My brain is only good for one complete thought per day. As of this week, the number has been drastically reduced. Today I commented on Our Growing Family and said something like this:
**Not that it makes a difference to your reading, but the writing of this post was interrupted by an impromptu family dance party. I firmly believe that nothing brings a family closer together than a family dance party, especially when the toddlers have more rhythm than the parents. If you don’t believe me, leave your inhibitions at the door and try it. You will thank me.**
Leo and I were at a conference a couple of years ago and Robert Gelinas, a pastor from Colorado, spoke on living the life of the cross.

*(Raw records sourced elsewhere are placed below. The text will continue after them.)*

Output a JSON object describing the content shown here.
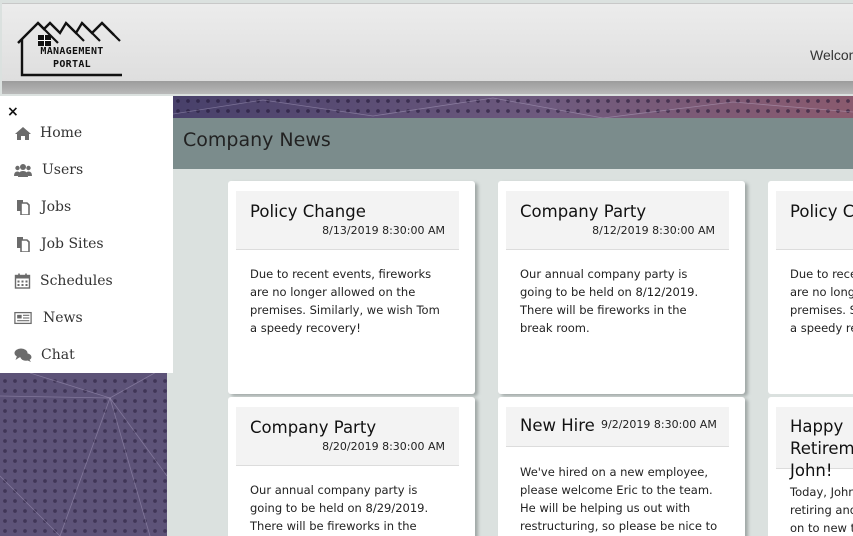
{
  "header": {
    "logo_line1": "MANAGEMENT",
    "logo_line2": "PORTAL",
    "welcome": "Welcome"
  },
  "sidebar": {
    "close": "×",
    "items": [
      {
        "label": "Home",
        "icon": "home-icon"
      },
      {
        "label": "Users",
        "icon": "users-icon"
      },
      {
        "label": "Jobs",
        "icon": "copy-icon"
      },
      {
        "label": "Job Sites",
        "icon": "copy-icon"
      },
      {
        "label": "Schedules",
        "icon": "calendar-icon"
      },
      {
        "label": "News",
        "icon": "newspaper-icon"
      },
      {
        "label": "Chat",
        "icon": "comments-icon"
      }
    ]
  },
  "main": {
    "title": "Company News",
    "cards": [
      {
        "title": "Policy Change",
        "date": "8/13/2019 8:30:00 AM",
        "body": "Due to recent events, fireworks are no longer allowed on the premises. Similarly, we wish Tom a speedy recovery!"
      },
      {
        "title": "Company Party",
        "date": "8/12/2019 8:30:00 AM",
        "body": "Our annual company party is going to be held on 8/12/2019. There will be fireworks in the break room."
      },
      {
        "title": "Policy Change",
        "date": "",
        "body": "Due to recent events, fireworks are no longer allowed on the premises. Similarly, we wish Tom a speedy recovery!"
      },
      {
        "title": "Company Party",
        "date": "8/20/2019 8:30:00 AM",
        "body": "Our annual company party is going to be held on 8/29/2019. There will be fireworks in the break room."
      },
      {
        "title": "New Hire",
        "date": "9/2/2019 8:30:00 AM",
        "body": "We've hired on a new employee, please welcome Eric to the team. He will be helping us out with restructuring, so please be nice to him."
      },
      {
        "title": "Happy Retirement, John!",
        "date": "",
        "body": "Today, John is retiring and moving on to new things. Way to go, John!"
      }
    ]
  },
  "colors": {
    "news_bar": "#7b8c8c",
    "content_bg": "#dbe1df",
    "texture": "#5d5378"
  }
}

The one lesson he gave that impacted me more deeply than the rest was when he spoke of being on loving as Christ and being an adoptive parent. The premise is that Jesus accomplished certain things on the cross. For us to be people of the cross we need to do those things on behalf of others.
One of the things Jesus did was to absorb the pain that was meant for us.
As foster parents we get to do that daily. Our children are wounded and hurting. Their spirits, egos and hearts are bruised and they are sad and angry. Often, before they even know they possess it, they’ve lost their dignity. At a surprisingly young age, they need to be angry at someone and it’s difficult, impossible, perhaps even more painful to be angry at their parents. Parents are people they should love and are designed to love near unconditionally.
Our job is to stand in place for their parents. To be there to take their anger and sadness and help them feel it and release it. We give them a chance to be free of the burdens they carry, if only for a time.
To be people of the cross, people who embody the love of Christ, we have the opportunity and honor to withstand the pain the children carry and need to release, and to shield their parents (especially when they don’t deserve it) from that pain.
It’s exhausting. It’s painful. It’s infuriating. But through the mercy of the Cross and the work of Christ in us, we are renewed each day. We have someone who can absorb our pain, and who fills us with an endless (though it always seems in short supply) of love. Every time a child spews pain, anger, or sadness we are (or rather, we try to be, though I personally don’t often do it well) the love of Christ.